By Andy Dabilis for Southeast European Times in Athens -- 12/01/13
George Papaconstantinou (right) speaks with Christine Lagarde at a 2011 EU meeting in Brussels. [AFP]
A former Greek finance minister who negotiated the country's first bailout with international lenders in 2010 is being investigated after three of his relatives were removed from the so-called Lagarde List.
George Papaconstantinou, who denied any wrongdoing, was immediately ejected from the PASOK Socialists by party leader Evangelos Venizelos -- his successor as finance minister.
A political furor has developed over the Lagarde List, named for former French Finance Minister Christine Lagarde, now head of the IMF.
The list includes thousands of people who had deposits in the Geneva branch of HSBC bank. Investigators in other nations have used the information to identify tax evaders, but Greek authorities have not done so. There are 2,062 Greeks, who have 1.5 billion euros in deposits, on the list.
Lagarde gave the names to Papaconstantinou on a storage device, which Papaconstantinou said subsequently vanished. Late in 2012, after current Finance Minister Yiannis Stournaras vowed to find the missing data, Venizelos said he had a copy on a memory stick and gave it to Prime Minister Antonis Samaras' office.
In late December, when Greek officials retrieved the original list from French authorities, it showed three of Papaconstantinou's cousins had been excised. Papaconstantinou dismissed the coalition's move as an attempt to "manufacture guilt," and said he was willing to testify but wouldn't be a scapegoat for the country's crushing economic crisis.

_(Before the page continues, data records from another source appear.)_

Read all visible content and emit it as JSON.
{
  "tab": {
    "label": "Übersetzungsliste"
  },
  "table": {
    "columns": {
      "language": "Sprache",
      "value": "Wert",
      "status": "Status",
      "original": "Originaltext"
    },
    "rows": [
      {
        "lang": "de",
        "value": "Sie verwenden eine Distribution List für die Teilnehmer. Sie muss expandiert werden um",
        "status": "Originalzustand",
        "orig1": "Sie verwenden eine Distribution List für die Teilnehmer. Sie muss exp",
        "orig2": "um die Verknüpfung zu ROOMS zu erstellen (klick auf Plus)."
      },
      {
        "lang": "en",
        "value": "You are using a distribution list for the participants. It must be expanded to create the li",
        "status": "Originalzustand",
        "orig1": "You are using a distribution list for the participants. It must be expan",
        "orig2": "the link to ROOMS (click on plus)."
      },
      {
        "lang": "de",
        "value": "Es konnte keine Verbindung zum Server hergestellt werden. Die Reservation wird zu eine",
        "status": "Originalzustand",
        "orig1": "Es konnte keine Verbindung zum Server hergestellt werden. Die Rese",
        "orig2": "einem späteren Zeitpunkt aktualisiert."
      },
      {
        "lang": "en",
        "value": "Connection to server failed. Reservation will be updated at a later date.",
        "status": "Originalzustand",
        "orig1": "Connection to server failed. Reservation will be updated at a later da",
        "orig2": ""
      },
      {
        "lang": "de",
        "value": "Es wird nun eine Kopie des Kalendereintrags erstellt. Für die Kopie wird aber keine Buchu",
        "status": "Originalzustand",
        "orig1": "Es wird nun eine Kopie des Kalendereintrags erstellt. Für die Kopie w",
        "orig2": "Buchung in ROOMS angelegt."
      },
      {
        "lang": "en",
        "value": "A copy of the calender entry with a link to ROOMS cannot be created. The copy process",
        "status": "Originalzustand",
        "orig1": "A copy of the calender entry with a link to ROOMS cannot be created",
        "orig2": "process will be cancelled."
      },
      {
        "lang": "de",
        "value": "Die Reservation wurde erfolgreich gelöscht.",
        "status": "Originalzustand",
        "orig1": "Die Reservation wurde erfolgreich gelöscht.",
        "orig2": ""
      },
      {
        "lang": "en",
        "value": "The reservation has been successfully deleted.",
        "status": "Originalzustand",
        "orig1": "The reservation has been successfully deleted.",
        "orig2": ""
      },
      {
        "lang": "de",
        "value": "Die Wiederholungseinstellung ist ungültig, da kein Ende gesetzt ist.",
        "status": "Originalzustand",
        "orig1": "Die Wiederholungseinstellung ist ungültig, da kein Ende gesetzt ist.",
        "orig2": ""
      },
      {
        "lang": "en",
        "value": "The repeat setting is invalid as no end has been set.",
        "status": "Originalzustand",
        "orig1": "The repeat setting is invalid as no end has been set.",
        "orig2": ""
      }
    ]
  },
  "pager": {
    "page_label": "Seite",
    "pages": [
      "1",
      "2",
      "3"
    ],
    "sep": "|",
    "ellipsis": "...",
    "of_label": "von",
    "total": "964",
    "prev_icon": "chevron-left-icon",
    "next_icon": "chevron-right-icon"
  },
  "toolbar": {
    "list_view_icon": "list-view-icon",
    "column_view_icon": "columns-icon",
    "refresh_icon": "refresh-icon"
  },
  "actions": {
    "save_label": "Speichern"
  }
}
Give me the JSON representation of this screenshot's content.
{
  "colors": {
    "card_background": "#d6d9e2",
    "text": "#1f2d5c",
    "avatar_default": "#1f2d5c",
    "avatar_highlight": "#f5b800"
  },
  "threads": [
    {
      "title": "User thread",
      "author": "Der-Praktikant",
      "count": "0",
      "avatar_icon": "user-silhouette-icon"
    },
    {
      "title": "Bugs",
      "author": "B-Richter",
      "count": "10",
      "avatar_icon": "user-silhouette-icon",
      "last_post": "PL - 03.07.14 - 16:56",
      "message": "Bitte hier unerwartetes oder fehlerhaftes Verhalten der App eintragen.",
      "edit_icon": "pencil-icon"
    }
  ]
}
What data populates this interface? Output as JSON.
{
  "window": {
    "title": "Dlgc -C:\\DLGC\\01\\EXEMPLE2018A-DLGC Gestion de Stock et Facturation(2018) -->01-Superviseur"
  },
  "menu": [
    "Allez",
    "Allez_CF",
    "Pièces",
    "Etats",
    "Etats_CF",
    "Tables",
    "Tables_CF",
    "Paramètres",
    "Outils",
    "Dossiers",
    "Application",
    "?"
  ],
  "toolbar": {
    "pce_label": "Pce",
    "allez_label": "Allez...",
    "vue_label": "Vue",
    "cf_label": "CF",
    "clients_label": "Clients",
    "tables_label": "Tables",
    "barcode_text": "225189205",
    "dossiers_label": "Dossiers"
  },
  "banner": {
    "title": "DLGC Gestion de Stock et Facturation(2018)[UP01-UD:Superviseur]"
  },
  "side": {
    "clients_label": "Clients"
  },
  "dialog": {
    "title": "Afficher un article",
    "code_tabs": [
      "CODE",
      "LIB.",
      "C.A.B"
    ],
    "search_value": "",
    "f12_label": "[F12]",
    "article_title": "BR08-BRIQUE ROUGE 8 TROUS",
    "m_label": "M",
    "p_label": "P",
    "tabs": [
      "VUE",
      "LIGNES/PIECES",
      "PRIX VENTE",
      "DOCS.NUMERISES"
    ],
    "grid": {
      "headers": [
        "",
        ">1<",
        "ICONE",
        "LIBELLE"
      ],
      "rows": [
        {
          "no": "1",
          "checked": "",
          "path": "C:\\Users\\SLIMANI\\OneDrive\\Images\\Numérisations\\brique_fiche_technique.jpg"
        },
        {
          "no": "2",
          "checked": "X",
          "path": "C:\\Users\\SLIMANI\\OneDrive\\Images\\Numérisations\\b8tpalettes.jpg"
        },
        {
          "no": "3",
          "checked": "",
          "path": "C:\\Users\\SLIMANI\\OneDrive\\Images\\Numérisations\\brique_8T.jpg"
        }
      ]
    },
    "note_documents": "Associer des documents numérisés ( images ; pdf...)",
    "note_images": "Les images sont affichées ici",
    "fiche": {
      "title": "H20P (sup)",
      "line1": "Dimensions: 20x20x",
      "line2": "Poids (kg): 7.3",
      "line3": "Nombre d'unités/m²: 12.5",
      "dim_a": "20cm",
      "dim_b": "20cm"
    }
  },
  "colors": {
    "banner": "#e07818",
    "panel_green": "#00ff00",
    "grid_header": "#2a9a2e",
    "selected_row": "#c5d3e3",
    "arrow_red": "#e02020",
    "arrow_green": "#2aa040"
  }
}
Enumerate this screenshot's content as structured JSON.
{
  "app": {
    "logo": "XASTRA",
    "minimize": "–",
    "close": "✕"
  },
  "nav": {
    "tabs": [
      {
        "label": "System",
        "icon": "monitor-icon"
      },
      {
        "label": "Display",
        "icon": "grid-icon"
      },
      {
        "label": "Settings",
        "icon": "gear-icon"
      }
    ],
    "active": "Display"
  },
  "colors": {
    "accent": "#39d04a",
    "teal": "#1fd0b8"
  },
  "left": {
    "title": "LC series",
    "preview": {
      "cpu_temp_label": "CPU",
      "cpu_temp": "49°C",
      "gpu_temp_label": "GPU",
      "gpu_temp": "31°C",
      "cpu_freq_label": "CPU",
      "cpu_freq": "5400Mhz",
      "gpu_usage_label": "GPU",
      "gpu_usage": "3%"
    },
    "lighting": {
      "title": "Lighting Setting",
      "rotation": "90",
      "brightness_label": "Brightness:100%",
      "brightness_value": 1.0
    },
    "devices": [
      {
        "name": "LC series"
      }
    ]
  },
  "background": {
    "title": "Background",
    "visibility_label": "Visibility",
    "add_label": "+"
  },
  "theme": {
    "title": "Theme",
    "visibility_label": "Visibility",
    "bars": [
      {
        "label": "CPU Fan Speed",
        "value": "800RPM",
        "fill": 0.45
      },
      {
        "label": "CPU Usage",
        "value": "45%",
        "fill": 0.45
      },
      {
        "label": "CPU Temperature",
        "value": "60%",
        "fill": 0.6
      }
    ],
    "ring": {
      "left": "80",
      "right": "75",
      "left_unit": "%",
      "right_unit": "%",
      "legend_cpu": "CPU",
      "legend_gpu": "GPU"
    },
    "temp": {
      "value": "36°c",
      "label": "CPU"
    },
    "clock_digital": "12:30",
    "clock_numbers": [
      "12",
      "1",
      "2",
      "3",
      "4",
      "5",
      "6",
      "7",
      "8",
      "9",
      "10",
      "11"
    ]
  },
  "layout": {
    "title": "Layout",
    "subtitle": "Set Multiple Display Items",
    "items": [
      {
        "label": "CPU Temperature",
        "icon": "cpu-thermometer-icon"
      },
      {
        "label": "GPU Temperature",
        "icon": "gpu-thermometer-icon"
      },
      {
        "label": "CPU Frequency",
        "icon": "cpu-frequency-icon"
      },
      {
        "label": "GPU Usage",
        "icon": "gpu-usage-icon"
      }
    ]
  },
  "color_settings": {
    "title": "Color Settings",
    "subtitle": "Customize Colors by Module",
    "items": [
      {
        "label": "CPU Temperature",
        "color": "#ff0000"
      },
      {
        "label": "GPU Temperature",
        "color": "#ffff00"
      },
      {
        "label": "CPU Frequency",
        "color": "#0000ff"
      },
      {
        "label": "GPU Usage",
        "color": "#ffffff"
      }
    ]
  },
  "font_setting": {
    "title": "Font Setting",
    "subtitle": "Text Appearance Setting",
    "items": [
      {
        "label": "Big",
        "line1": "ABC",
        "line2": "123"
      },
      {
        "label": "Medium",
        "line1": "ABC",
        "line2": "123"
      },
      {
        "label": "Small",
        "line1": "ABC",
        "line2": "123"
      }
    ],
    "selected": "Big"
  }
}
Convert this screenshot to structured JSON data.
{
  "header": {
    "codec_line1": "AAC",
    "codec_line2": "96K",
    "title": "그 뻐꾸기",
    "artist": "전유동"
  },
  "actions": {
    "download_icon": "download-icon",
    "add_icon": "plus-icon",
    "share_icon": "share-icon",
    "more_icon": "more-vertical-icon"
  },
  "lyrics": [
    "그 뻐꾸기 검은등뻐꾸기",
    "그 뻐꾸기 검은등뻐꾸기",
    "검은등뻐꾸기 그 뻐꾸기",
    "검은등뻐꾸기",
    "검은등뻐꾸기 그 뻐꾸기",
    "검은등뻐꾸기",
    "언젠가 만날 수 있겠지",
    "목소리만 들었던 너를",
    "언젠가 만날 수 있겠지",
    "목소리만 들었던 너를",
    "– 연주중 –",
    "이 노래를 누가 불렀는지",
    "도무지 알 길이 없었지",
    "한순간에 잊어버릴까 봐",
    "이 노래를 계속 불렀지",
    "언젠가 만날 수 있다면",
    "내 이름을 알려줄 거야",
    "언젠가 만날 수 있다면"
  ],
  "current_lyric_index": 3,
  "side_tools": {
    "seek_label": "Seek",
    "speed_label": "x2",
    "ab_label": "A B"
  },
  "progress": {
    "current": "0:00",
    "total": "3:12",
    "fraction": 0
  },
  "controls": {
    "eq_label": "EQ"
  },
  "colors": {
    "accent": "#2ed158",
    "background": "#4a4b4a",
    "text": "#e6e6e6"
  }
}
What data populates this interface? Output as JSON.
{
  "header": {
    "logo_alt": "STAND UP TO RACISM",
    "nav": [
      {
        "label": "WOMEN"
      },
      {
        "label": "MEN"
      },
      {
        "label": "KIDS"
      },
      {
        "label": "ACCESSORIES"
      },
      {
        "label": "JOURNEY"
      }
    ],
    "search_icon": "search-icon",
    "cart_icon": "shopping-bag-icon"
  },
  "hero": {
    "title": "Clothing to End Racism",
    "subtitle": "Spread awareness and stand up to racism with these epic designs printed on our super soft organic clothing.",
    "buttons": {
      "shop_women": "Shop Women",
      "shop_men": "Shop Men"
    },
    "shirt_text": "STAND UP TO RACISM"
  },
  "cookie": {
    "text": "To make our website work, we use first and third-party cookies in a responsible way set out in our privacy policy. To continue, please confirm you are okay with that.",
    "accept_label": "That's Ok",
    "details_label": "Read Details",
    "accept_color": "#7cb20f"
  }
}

"I have been framed," he said. "It is very convenient for the entire responsibility for this issue to be held by just one person," he added.
Antonis Klapsis, head of research for the Konstandinos Karamanlis Institute of Democracy, a New Democracy think tank, said Samaras' government will "gain some more points in the polls" if it deals with the issue decisively.
For Papaconstantinou to be prosecuted, his immunity while serving in office would have to be lifted. The crimes of tampering with a public document and breach of duty carry a jail sentence of up to 10 years.
Dimitris Sotiropoulos, an associate professor of political science at the University of Athens, said the revelations are dangerous for the government.
"Papaconstantinou may implicate other top PASOK cadres in shady affairs," other than the Lagarde List, he told SETimes. "There is a non-negligible probability that someone else, not George Papaconstantinou himself, took these two last names off the original list."
George Tzogopoulos, a research fellow at the Athens-based Hellenic Foundation for European and Foreign Policy, said the brouhaha is clouding a bigger issue. "The main objective for the state should be to collect money from this list," he told SETimes. "So far, there hasn't even been an attempt."